**Exercise objective:**
Gather all lines in the entries below that include the word "DAILY".

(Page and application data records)
═══

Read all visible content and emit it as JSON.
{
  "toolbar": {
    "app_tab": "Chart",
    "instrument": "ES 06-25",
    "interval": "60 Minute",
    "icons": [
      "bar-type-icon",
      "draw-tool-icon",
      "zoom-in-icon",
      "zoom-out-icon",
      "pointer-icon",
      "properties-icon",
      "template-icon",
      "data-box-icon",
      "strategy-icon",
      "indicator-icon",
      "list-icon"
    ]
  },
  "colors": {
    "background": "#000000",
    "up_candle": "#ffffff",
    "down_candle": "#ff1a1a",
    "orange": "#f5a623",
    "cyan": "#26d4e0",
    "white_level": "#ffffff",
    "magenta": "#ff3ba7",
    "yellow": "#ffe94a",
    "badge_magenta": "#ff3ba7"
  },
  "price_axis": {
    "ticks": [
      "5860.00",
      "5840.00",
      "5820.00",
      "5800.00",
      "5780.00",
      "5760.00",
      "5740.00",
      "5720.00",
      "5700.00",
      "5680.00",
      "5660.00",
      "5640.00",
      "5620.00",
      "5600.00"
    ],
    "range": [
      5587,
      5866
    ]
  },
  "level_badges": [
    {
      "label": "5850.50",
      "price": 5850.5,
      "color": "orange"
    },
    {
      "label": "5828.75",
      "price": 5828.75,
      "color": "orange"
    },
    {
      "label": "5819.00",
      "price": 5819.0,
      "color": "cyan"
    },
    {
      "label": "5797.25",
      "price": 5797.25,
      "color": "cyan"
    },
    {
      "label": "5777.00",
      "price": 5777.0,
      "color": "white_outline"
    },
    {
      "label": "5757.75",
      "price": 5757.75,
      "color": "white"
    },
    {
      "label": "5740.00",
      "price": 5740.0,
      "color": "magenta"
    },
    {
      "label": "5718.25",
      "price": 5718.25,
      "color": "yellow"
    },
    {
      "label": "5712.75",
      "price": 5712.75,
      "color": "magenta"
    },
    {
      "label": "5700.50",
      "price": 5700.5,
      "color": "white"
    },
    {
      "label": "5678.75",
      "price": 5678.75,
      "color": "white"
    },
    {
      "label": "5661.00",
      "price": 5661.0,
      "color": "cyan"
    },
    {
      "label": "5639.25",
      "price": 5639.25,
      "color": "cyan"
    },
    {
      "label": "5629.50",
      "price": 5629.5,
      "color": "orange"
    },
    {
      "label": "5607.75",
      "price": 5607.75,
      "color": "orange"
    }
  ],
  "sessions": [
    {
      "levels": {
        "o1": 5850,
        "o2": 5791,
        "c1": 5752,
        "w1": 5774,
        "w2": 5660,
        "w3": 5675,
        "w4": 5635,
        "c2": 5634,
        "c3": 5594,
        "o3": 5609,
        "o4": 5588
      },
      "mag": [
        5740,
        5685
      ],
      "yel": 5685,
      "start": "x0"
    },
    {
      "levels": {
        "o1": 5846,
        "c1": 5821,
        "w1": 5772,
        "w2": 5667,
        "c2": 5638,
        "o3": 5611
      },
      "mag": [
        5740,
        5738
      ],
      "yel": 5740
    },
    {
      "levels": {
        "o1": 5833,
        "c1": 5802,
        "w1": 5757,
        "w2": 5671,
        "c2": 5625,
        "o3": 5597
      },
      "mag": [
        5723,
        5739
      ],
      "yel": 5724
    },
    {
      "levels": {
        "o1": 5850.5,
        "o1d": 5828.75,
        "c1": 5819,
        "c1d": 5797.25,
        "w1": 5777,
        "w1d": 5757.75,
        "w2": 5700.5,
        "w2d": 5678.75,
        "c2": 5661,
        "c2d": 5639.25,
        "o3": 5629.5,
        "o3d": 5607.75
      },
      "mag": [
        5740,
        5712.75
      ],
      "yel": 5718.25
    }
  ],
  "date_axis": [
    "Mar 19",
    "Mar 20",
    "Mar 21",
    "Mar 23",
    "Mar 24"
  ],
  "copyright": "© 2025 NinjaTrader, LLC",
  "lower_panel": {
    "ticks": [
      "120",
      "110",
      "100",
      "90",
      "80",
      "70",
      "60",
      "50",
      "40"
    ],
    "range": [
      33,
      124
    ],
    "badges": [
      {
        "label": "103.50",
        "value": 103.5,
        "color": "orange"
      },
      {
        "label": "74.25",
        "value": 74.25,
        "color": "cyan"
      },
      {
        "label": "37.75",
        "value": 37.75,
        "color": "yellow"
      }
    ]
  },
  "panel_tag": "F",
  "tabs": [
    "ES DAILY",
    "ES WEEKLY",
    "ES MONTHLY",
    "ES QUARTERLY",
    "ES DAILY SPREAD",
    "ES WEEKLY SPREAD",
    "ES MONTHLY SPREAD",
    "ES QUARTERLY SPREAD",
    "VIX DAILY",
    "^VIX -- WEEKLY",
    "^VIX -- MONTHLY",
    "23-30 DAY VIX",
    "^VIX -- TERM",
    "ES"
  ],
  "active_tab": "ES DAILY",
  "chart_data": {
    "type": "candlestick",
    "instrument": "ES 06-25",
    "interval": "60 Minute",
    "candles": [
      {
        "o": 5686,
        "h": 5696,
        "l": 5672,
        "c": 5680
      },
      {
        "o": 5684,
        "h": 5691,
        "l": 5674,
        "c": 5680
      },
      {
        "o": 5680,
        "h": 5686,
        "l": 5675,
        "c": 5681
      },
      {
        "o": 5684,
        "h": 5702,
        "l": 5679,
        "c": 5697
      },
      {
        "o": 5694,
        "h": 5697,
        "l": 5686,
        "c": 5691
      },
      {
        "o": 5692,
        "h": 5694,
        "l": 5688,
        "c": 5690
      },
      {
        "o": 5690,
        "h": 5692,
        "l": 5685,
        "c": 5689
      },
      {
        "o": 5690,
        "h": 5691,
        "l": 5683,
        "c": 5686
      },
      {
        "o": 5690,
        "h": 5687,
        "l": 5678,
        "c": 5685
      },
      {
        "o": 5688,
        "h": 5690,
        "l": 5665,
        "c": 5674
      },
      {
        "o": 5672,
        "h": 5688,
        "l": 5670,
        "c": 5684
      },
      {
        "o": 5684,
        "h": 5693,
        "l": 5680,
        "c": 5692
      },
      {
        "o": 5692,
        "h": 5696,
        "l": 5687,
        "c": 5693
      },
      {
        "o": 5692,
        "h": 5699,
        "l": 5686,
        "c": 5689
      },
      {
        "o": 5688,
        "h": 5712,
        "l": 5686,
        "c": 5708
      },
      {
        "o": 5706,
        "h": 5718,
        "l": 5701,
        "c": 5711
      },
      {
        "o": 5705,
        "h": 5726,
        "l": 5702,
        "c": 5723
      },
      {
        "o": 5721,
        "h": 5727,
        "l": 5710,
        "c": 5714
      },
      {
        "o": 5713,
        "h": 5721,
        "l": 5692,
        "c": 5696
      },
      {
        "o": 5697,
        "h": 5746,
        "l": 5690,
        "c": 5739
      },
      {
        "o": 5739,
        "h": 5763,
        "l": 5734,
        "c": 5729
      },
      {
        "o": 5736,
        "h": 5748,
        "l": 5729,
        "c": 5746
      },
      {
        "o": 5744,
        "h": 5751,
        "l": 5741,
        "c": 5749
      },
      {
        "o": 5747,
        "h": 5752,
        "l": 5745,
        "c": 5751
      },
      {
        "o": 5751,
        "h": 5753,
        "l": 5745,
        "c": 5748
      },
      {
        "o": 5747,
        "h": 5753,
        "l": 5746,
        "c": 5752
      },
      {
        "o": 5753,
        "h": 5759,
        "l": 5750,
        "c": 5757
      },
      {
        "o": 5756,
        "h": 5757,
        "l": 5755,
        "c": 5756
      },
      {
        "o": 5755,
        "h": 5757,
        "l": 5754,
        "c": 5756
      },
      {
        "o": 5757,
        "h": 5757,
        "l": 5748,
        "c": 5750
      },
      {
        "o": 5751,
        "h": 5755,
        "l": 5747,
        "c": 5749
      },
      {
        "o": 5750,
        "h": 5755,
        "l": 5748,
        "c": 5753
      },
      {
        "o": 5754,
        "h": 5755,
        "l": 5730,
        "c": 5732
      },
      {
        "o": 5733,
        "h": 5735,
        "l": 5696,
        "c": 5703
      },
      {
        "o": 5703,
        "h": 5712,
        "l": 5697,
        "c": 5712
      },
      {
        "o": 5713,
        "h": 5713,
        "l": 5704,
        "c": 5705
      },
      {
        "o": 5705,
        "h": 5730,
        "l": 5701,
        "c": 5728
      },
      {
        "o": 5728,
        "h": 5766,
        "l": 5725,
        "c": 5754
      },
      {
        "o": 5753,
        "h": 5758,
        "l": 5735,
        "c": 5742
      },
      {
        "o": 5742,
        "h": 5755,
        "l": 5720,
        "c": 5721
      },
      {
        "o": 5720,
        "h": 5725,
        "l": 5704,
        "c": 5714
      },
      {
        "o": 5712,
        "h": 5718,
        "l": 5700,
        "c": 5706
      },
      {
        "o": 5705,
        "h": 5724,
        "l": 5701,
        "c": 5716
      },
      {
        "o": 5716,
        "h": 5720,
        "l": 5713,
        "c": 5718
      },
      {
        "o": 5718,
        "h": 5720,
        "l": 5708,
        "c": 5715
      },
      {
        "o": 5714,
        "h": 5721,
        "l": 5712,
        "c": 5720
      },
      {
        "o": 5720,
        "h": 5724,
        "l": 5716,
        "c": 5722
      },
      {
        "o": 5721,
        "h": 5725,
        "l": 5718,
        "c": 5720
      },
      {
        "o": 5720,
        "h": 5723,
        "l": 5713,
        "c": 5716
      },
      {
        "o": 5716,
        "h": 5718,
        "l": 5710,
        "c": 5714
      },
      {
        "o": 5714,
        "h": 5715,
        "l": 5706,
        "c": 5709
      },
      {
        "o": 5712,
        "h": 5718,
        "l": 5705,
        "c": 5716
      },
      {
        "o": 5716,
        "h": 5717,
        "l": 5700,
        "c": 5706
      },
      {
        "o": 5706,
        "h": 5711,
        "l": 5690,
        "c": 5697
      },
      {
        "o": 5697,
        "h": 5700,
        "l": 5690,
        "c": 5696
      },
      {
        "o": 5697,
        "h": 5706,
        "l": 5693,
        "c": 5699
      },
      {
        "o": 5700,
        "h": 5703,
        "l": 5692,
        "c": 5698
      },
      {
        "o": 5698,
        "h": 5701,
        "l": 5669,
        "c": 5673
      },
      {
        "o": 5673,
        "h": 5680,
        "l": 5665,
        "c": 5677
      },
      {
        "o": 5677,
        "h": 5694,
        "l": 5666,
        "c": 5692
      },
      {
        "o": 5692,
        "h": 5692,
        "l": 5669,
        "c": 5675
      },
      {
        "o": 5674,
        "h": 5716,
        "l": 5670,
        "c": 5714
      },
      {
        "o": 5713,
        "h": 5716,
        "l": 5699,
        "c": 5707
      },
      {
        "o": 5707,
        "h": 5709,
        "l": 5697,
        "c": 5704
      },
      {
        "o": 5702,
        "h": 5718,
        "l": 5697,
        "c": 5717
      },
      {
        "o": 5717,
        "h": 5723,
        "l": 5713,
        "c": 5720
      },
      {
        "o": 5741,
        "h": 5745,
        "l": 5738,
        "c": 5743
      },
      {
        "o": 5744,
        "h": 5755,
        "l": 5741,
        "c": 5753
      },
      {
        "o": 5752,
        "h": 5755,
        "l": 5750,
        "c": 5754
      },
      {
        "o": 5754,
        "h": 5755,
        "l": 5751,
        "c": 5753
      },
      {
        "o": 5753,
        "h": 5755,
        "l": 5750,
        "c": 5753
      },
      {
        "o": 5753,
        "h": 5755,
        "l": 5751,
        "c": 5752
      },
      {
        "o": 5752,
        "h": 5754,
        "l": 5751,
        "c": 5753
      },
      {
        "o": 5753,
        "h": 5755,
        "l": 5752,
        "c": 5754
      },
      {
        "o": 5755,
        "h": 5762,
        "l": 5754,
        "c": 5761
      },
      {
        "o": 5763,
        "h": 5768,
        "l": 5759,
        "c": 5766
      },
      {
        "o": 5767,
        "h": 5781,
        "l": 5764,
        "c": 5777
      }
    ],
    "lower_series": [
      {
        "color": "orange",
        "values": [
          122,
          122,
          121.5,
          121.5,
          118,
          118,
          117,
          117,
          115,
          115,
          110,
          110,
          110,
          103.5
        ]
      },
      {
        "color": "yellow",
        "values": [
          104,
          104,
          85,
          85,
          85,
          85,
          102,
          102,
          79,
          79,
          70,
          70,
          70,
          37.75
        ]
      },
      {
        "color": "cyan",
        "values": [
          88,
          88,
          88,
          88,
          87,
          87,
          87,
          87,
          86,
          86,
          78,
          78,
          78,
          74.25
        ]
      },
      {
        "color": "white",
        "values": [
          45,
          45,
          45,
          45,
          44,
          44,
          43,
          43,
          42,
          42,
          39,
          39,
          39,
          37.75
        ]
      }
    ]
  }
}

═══

**Answer space:**
    "ES DAILY",
    "ES DAILY SPREAD",
    "VIX DAILY",
  "active_tab": "ES DAILY",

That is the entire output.